He put forth effort in the flyting (insulting contest), and even concealed his more sinister intentions so that the Gods wouldn't suspect him too much, allowing him to keep his true allegiance to Jötnar a secret despite frequently playing both sides. Loki displayed impressive charisma that allows him to convince others to do what he wants. During the Ragnarök, Loki demonstrated his leadership skills to his army of Jötnar brothers and dishonorable undead warriors.
It is implied that Loki can control fire in the same way that Logi, the Eldthur (fire Jötunn), who in some tales is mistaken for Loki, could. If such is the fact, then it follows that Loki is an Eldthur much like the latter and has similar fire-based skills, but much weaker.
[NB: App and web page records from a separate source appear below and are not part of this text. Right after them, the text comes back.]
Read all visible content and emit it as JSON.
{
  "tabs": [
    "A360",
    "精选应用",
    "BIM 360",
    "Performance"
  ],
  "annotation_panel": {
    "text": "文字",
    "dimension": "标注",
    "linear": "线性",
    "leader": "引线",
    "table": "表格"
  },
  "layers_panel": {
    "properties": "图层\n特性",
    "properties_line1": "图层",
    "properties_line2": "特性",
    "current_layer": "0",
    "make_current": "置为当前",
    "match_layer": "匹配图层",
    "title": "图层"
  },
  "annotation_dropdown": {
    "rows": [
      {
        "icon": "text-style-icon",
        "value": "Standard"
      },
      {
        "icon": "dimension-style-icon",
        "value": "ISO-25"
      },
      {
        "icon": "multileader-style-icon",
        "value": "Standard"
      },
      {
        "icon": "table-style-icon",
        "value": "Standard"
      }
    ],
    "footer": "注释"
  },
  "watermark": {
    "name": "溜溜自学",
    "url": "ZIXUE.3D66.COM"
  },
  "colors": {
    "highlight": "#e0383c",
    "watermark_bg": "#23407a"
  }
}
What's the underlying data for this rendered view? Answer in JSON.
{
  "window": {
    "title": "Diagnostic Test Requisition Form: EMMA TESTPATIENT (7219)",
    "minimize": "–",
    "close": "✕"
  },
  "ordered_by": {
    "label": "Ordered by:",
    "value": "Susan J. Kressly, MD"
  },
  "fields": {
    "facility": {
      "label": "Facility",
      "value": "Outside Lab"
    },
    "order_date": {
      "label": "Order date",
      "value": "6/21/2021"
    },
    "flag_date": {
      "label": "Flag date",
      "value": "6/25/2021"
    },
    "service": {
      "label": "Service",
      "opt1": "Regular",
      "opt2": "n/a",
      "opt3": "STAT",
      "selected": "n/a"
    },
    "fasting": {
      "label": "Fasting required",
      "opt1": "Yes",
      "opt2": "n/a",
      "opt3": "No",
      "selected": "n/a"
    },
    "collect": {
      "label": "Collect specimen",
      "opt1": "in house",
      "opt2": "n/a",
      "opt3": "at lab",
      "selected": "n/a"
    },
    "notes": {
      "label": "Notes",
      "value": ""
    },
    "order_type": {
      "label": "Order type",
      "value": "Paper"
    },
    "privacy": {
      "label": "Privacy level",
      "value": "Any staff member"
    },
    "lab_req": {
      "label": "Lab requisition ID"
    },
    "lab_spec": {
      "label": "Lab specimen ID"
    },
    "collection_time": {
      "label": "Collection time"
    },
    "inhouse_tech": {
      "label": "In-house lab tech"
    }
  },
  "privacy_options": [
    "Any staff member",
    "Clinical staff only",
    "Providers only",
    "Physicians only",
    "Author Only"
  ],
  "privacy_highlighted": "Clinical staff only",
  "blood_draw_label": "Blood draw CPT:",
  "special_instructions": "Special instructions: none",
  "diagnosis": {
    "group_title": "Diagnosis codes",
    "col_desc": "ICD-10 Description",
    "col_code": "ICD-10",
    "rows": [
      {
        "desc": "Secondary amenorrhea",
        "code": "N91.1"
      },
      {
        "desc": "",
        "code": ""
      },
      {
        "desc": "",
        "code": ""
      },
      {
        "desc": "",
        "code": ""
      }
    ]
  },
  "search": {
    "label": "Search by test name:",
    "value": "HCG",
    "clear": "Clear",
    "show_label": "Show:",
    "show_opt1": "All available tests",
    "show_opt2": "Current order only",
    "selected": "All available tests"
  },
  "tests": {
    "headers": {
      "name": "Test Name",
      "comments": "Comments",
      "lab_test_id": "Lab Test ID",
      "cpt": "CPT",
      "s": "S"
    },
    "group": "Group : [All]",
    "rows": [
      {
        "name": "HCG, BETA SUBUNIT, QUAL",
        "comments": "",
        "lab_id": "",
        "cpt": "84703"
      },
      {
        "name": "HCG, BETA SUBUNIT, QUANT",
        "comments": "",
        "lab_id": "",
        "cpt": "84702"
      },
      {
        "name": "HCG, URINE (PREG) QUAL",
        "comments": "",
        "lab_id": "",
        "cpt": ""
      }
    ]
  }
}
Like his fellow Jötunn, Loki is immortal. However, unlike them, he can still be murdered by powerful beings, most notably his destined foe Heimdallr. His immortality is limited to great durability and slowed aging.
His intellect and cunning were among Loki's best qualities. He hardly ever participated in physical battle, thus he didn't carry any weapons. Additionally, he lacked any well-known apparel, vehicles, or charms. The Skáldskaparmál was one source that say that Loki had a pair of magical shoes: "Loki had with him those shoes with which he ran through air and over water" but no other sources made a similar assertion. He once took Freya's magical falcon cloak on occasion, but he quickly gave it back. Despite having no personal accessories of his own, Loki played an extraordinarily important role in obtaining them for other gods.
Loki was a significantly later addition to Norse mythology than most, despite being a widely known figure. Loki is conspicuously absent from the earliest Norse mythological writings, such as the Grimnismal from the Poetic Edda. Some historians have theorized that Loki was a distinct deity who was eventually included into the main Norse religion, while others have put out the possibility that Loki was an alternate identity or persona for Odin. This comes from the fact that Loki is frequently referred to as Odin's "blood-brother". In the context of the stories, it is unclear exactly what this signifies, but some have theorized that the two were once one god who eventually drifted into two different identities while yet maintaining a unique bond.
Loki was the child of a mysterious jötunn named Fárbauti, which is jötunn for "cruel striker." Although she was also referred to as Nál, his mother was typically nicknamed Laufey. The jötnar brothers of Loki were Helblindi and Bleistr.
The only thing that is known about the goddess Sigyn, whom Loki married, is that she bore a son by him who was called Nari or Narfi. Angrboda, a jötunn (perhaps a troll) who was Loki's mistress, gave birth to three children: Hel, who oversaw the titular underworld, Jörmungandr, the sea serpent of Midgard and Thor's archenemy, and Fenrir, the enormous wolf destined to kill Odin at Ragnarök.
Another of Loki's progeny was born by himself. Loki was conceived by a stallion by the name of Svadilfari during an adventure in which he had assumed the form of a mare. Later, Loki gave birth to Sleipnir, an eight-legged horse that would grow to be Odin's preferred mount.